Columnist Promotes Nationalized Health Care Spending System
General Motors' recent problems with health costs, the new Medicare law, the "state and local health care time bomb" and "Congress' recent refusal to trim soaring state Medicaid subsidies" all indicate a "path toward the nationalization of health care spending -- an idea that's so easy to slam politically yet so sensible for business that only Republicans can sell it," columnist Matt Miller writes in a Fortune opinion piece. There is a "potential common agenda lurking beneath today's health cost angst" -- a two-step solution to the problem, Miller adds.
He outlines a plan to nationalize health care spending, not delivery, under which employers would "move a chunk of private-sector health costs to government," and the government would "find ways to guarantee coverage for all while re-engineering health care delivery to lower costs in the long term (without the price controls that stall innovation abroad)."
He writes that the government could ask "employers to keep, say, 80% of their roughly $400 billion health spending in the game -- and pledge to hold them harmless from increases in future costs." In return, "business would support the general tax increases needed to plug the $80 billion annual hole this 'business health cost relief' would create," Miller continues.

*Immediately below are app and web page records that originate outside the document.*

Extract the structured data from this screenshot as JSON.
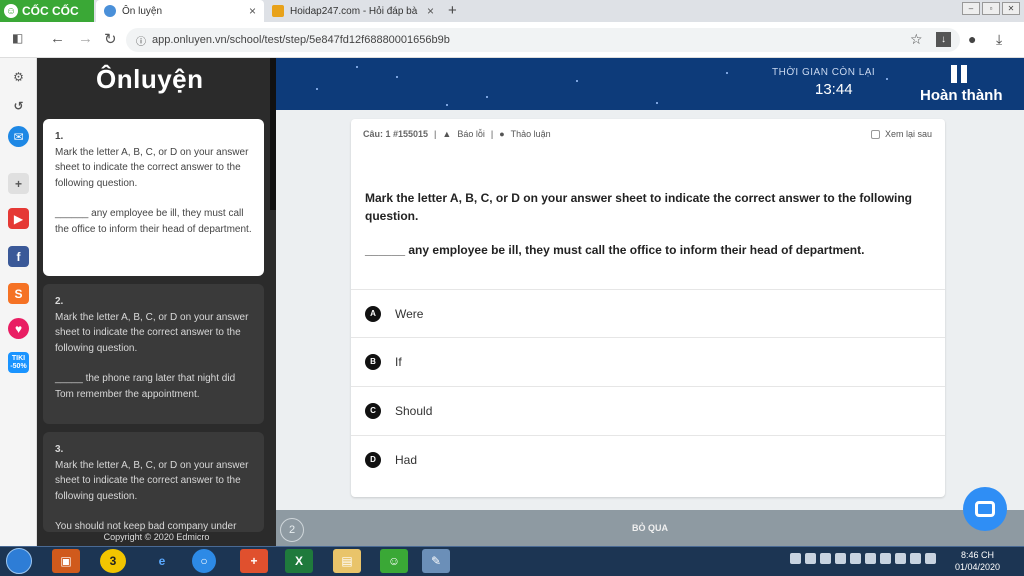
{
  "browser": {
    "brand": "CỐC CỐC",
    "tabs": [
      {
        "title": "Ôn luyện",
        "close": "×"
      },
      {
        "title": "Hoidap247.com - Hỏi đáp bà",
        "close": "×"
      }
    ],
    "new_tab": "+",
    "url": "app.onluyen.vn/school/test/step/5e847fd12f68880001656b9b"
  },
  "site": {
    "logo": "Ônluyện",
    "copyright": "Copyright © 2020 Edmicro"
  },
  "questions_list": [
    {
      "num": "1.",
      "instruction": "Mark the letter A, B, C, or D on your answer sheet to indicate the correct answer to the following question.",
      "stem": "______ any employee be ill, they must call the office to inform their head of department."
    },
    {
      "num": "2.",
      "instruction": "Mark the letter A, B, C, or D on your answer sheet to indicate the correct answer to the following question.",
      "stem": "_____ the phone rang later that night did Tom remember the appointment."
    },
    {
      "num": "3.",
      "instruction": "Mark the letter A, B, C, or D on your answer sheet to indicate the correct answer to the following question.",
      "stem": "You should not keep bad company under"
    }
  ],
  "header": {
    "timer_label": "THỜI GIAN CÒN LẠI",
    "timer": "13:44",
    "finish": "Hoàn thành"
  },
  "question": {
    "code": "Câu: 1 #155015",
    "report": "Báo lỗi",
    "discuss": "Thảo luận",
    "review_later": "Xem lại sau",
    "prompt": "Mark the letter A, B, C, or D on your answer sheet to indicate the correct answer to the following question.",
    "stem": "______ any employee be ill, they must call the office to inform their head of department.",
    "options": [
      {
        "letter": "A",
        "text": "Were"
      },
      {
        "letter": "B",
        "text": "If"
      },
      {
        "letter": "C",
        "text": "Should"
      },
      {
        "letter": "D",
        "text": "Had"
      }
    ]
  },
  "footer": {
    "page_number": "2",
    "skip": "BỎ QUA"
  },
  "sidebar_badge": "TIKI -50%",
  "taskbar": {
    "time": "8:46 CH",
    "date": "01/04/2020"
  }
}
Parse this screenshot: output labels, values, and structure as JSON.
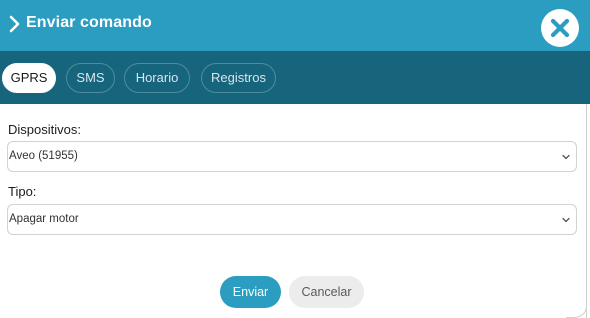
{
  "dialog": {
    "title": "Enviar comando",
    "icons": {
      "title": "chevron-right-icon",
      "close": "close-icon"
    }
  },
  "tabs": [
    {
      "label": "GPRS",
      "active": true
    },
    {
      "label": "SMS",
      "active": false
    },
    {
      "label": "Horario",
      "active": false
    },
    {
      "label": "Registros",
      "active": false
    }
  ],
  "form": {
    "devices_label": "Dispositivos:",
    "devices_value": "Aveo (51955)",
    "type_label": "Tipo:",
    "type_value": "Apagar motor"
  },
  "actions": {
    "send": "Enviar",
    "cancel": "Cancelar"
  },
  "colors": {
    "header": "#2a9dc1",
    "tabbar": "#17657c",
    "primary_button": "#2a9dc1",
    "secondary_button": "#ececec"
  }
}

Responding to skeptics, Miller notes that the new Medicare law "was the first step in the Republican-led socialization of health spending." He adds, "Companies have been clobbered funding retiree health plans. The GOP felt their pain, and presto, $750 billion over 10 years moved from private to public budgets." Miller concludes by asking, "[D]oesn't American business have enough to do without managing health care, too?" (Miller, Fortune, 5/2).